*Your assignment:*
Entries follow. Return each line that contains the word "border".

(Records from a data collection)
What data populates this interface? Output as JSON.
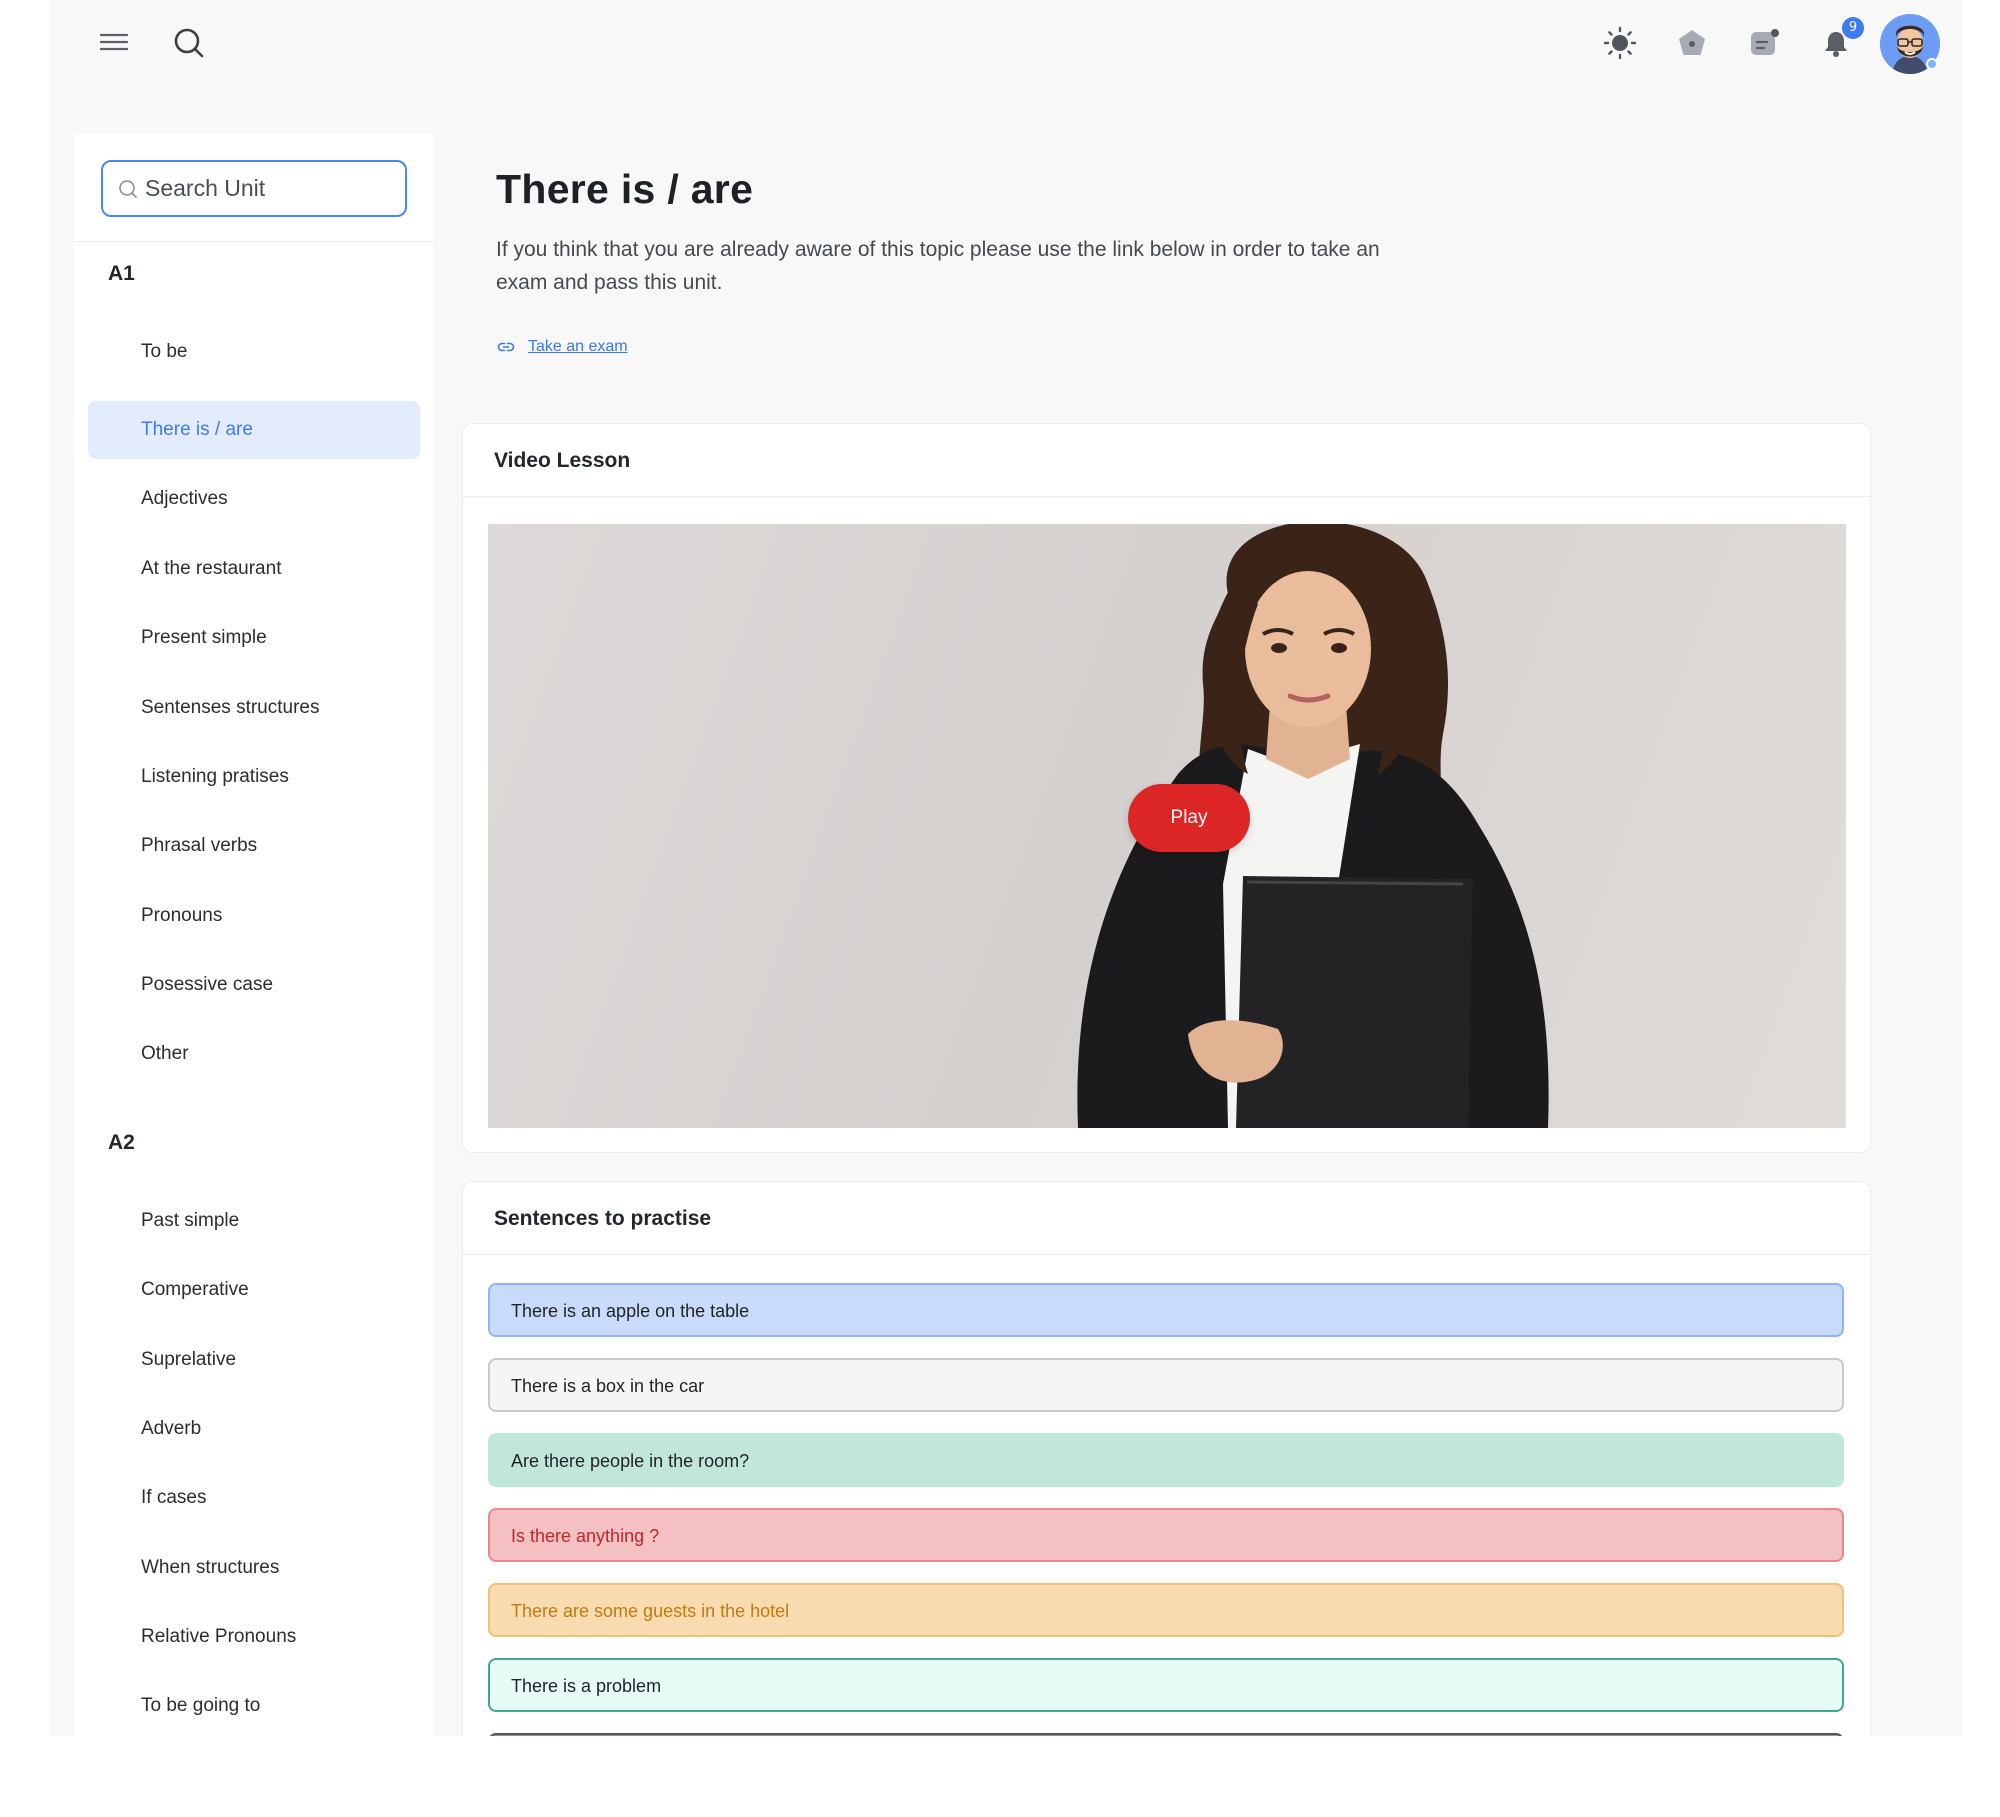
{
  "topbar": {
    "icons": [
      "menu-icon",
      "search-icon",
      "sun-icon",
      "pentagon-icon",
      "chat-icon",
      "bell-icon"
    ],
    "notification_count": "9"
  },
  "sidebar": {
    "search_placeholder": "Search Unit",
    "groups": [
      {
        "title": "A1",
        "items": [
          "To be",
          "There is / are",
          "Adjectives",
          "At the restaurant",
          "Present simple",
          "Sentenses structures",
          "Listening pratises",
          "Phrasal verbs",
          "Pronouns",
          "Posessive case",
          "Other"
        ]
      },
      {
        "title": "A2",
        "items": [
          "Past simple",
          "Comperative",
          "Suprelative",
          "Adverb",
          "If cases",
          "When structures",
          "Relative Pronouns",
          "To be going to"
        ]
      }
    ],
    "active_item": "There is / are"
  },
  "main": {
    "title": "There is / are",
    "description": "If you think that you are already aware of this topic please use the link below in order to take an exam and pass this unit.",
    "exam_link": "Take an exam",
    "video_card": {
      "title": "Video Lesson",
      "play_label": "Play"
    },
    "sentences_card": {
      "title": "Sentences to practise",
      "sentences": [
        {
          "text": "There is an apple on the table",
          "bg": "#c8dbfb",
          "border": "#8fb3f3",
          "color": "#1f2328"
        },
        {
          "text": "There is a box in the car",
          "bg": "#f5f5f5",
          "border": "#c9c9c9",
          "color": "#1f2328"
        },
        {
          "text": "Are there people in the room?",
          "bg": "#c1e6da",
          "border": "#c1e6da",
          "color": "#1f2328"
        },
        {
          "text": "Is there anything ?",
          "bg": "#f4c0c2",
          "border": "#e48a8e",
          "color": "#c0262c"
        },
        {
          "text": "There are some guests in the hotel",
          "bg": "#f8dcb0",
          "border": "#f0bf79",
          "color": "#c07a12"
        },
        {
          "text": "There is a problem",
          "bg": "#e6fcf5",
          "border": "#3fa98e",
          "color": "#1f2328"
        },
        {
          "text": "",
          "bg": "#8f929b",
          "border": "#55585f",
          "color": "#ffffff"
        }
      ]
    }
  },
  "colors": {
    "accent": "#3f7be9",
    "play": "#dc2626"
  }
}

*Written solution:*
          "border": "#8fb3f3",
          "border": "#c9c9c9",
          "border": "#c1e6da",
          "border": "#e48a8e",
          "border": "#f0bf79",
          "border": "#3fa98e",
          "border": "#55585f",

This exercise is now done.